*WORK INSTRUCTIONS*:
Each line of the material below needs to be returned exactly as written.

*SOURCE DATA*:
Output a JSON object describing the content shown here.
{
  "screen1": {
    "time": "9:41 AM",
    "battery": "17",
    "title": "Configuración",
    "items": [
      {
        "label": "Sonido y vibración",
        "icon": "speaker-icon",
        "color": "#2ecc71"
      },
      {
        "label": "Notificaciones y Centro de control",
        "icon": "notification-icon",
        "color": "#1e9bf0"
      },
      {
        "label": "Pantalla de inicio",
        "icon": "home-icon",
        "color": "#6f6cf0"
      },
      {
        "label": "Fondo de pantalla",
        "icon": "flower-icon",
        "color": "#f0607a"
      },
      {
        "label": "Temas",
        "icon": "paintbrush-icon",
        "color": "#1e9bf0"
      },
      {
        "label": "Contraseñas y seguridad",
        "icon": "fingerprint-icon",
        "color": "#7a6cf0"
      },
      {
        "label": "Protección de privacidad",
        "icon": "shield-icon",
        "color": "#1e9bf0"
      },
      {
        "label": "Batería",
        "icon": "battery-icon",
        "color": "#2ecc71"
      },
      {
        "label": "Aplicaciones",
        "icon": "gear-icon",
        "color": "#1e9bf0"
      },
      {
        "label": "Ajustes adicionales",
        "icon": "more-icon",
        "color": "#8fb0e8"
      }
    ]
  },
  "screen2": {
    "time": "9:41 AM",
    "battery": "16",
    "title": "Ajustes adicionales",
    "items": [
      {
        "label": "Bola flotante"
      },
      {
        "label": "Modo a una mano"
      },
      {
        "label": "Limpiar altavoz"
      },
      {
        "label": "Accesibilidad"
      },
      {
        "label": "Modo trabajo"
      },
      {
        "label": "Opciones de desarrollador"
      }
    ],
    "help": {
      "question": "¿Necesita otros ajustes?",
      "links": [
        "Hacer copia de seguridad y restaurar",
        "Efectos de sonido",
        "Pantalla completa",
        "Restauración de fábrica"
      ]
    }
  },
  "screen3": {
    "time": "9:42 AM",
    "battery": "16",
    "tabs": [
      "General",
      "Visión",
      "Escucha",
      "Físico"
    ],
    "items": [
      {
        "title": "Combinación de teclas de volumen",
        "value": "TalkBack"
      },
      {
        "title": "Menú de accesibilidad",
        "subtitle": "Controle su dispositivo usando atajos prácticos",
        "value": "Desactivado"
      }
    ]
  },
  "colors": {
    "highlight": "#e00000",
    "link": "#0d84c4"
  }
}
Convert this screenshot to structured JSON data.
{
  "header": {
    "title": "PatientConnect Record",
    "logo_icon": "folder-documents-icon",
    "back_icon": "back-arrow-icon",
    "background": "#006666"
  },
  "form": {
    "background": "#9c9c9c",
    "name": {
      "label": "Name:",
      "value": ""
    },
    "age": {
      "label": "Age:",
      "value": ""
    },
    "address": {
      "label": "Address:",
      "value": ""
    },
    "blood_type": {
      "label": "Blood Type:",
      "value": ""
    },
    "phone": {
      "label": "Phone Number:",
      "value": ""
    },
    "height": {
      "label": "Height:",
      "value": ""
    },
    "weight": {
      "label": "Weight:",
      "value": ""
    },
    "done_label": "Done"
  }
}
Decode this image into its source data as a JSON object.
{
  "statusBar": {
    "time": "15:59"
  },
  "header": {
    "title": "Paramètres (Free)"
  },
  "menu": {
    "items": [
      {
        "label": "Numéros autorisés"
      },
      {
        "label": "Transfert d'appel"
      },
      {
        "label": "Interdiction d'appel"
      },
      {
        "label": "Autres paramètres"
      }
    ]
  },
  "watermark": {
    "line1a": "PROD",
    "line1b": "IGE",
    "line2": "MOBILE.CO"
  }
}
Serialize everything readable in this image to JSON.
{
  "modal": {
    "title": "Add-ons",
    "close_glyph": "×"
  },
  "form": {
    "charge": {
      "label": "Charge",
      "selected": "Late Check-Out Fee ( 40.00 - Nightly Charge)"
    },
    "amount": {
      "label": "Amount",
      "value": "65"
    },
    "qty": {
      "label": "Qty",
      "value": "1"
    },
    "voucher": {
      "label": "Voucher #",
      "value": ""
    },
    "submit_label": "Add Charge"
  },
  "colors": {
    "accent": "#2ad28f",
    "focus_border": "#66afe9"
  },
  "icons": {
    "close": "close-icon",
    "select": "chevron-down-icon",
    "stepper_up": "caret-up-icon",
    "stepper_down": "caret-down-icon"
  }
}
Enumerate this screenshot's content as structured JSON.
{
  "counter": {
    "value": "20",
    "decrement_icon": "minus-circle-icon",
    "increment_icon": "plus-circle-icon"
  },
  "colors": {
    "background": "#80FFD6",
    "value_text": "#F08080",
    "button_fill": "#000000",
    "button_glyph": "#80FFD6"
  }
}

*OUTPUT FOR THIS EXERCISE*:
Output a JSON object describing the content shown here.
{
  "screen1": {
    "time": "9:41 AM",
    "battery": "17",
    "title": "Configuración",
    "items": [
      {
        "label": "Sonido y vibración",
        "icon": "speaker-icon",
        "color": "#2ecc71"
      },
      {
        "label": "Notificaciones y Centro de control",
        "icon": "notification-icon",
        "color": "#1e9bf0"
      },
      {
        "label": "Pantalla de inicio",
        "icon": "home-icon",
        "color": "#6f6cf0"
      },
      {
        "label": "Fondo de pantalla",
        "icon": "flower-icon",
        "color": "#f0607a"
      },
      {
        "label": "Temas",
        "icon": "paintbrush-icon",
        "color": "#1e9bf0"
      },
      {
        "label": "Contraseñas y seguridad",
        "icon": "fingerprint-icon",
        "color": "#7a6cf0"
      },
      {
        "label": "Protección de privacidad",
        "icon": "shield-icon",
        "color": "#1e9bf0"
      },
      {
        "label": "Batería",
        "icon": "battery-icon",
        "color": "#2ecc71"
      },
      {
        "label": "Aplicaciones",
        "icon": "gear-icon",
        "color": "#1e9bf0"
      },
      {
        "label": "Ajustes adicionales",
        "icon": "more-icon",
        "color": "#8fb0e8"
      }
    ]
  },
  "screen2": {
    "time": "9:41 AM",
    "battery": "16",
    "title": "Ajustes adicionales",
    "items": [
      {
        "label": "Bola flotante"
      },
      {
        "label": "Modo a una mano"
      },
      {
        "label": "Limpiar altavoz"
      },
      {
        "label": "Accesibilidad"
      },
      {
        "label": "Modo trabajo"
      },
      {
        "label": "Opciones de desarrollador"
      }
    ],
    "help": {
      "question": "¿Necesita otros ajustes?",
      "links": [
        "Hacer copia de seguridad y restaurar",
        "Efectos de sonido",
        "Pantalla completa",
        "Restauración de fábrica"
      ]
    }
  },
  "screen3": {
    "time": "9:42 AM",
    "battery": "16",
    "tabs": [
      "General",
      "Visión",
      "Escucha",
      "Físico"
    ],
    "items": [
      {
        "title": "Combinación de teclas de volumen",
        "value": "TalkBack"
      },
      {
        "title": "Menú de accesibilidad",
        "subtitle": "Controle su dispositivo usando atajos prácticos",
        "value": "Desactivado"
      }
    ]
  },
  "colors": {
    "highlight": "#e00000",
    "link": "#0d84c4"
  }
}
Convert this screenshot to structured JSON data.
{
  "header": {
    "title": "PatientConnect Record",
    "logo_icon": "folder-documents-icon",
    "back_icon": "back-arrow-icon",
    "background": "#006666"
  },
  "form": {
    "background": "#9c9c9c",
    "name": {
      "label": "Name:",
      "value": ""
    },
    "age": {
      "label": "Age:",
      "value": ""
    },
    "address": {
      "label": "Address:",
      "value": ""
    },
    "blood_type": {
      "label": "Blood Type:",
      "value": ""
    },
    "phone": {
      "label": "Phone Number:",
      "value": ""
    },
    "height": {
      "label": "Height:",
      "value": ""
    },
    "weight": {
      "label": "Weight:",
      "value": ""
    },
    "done_label": "Done"
  }
}
Decode this image into its source data as a JSON object.
{
  "statusBar": {
    "time": "15:59"
  },
  "header": {
    "title": "Paramètres (Free)"
  },
  "menu": {
    "items": [
      {
        "label": "Numéros autorisés"
      },
      {
        "label": "Transfert d'appel"
      },
      {
        "label": "Interdiction d'appel"
      },
      {
        "label": "Autres paramètres"
      }
    ]
  },
  "watermark": {
    "line1a": "PROD",
    "line1b": "IGE",
    "line2": "MOBILE.CO"
  }
}
Serialize everything readable in this image to JSON.
{
  "modal": {
    "title": "Add-ons",
    "close_glyph": "×"
  },
  "form": {
    "charge": {
      "label": "Charge",
      "selected": "Late Check-Out Fee ( 40.00 - Nightly Charge)"
    },
    "amount": {
      "label": "Amount",
      "value": "65"
    },
    "qty": {
      "label": "Qty",
      "value": "1"
    },
    "voucher": {
      "label": "Voucher #",
      "value": ""
    },
    "submit_label": "Add Charge"
  },
  "colors": {
    "accent": "#2ad28f",
    "focus_border": "#66afe9"
  },
  "icons": {
    "close": "close-icon",
    "select": "chevron-down-icon",
    "stepper_up": "caret-up-icon",
    "stepper_down": "caret-down-icon"
  }
}
Enumerate this screenshot's content as structured JSON.
{
  "counter": {
    "value": "20",
    "decrement_icon": "minus-circle-icon",
    "increment_icon": "plus-circle-icon"
  },
  "colors": {
    "background": "#80FFD6",
    "value_text": "#F08080",
    "button_fill": "#000000",
    "button_glyph": "#80FFD6"
  }
}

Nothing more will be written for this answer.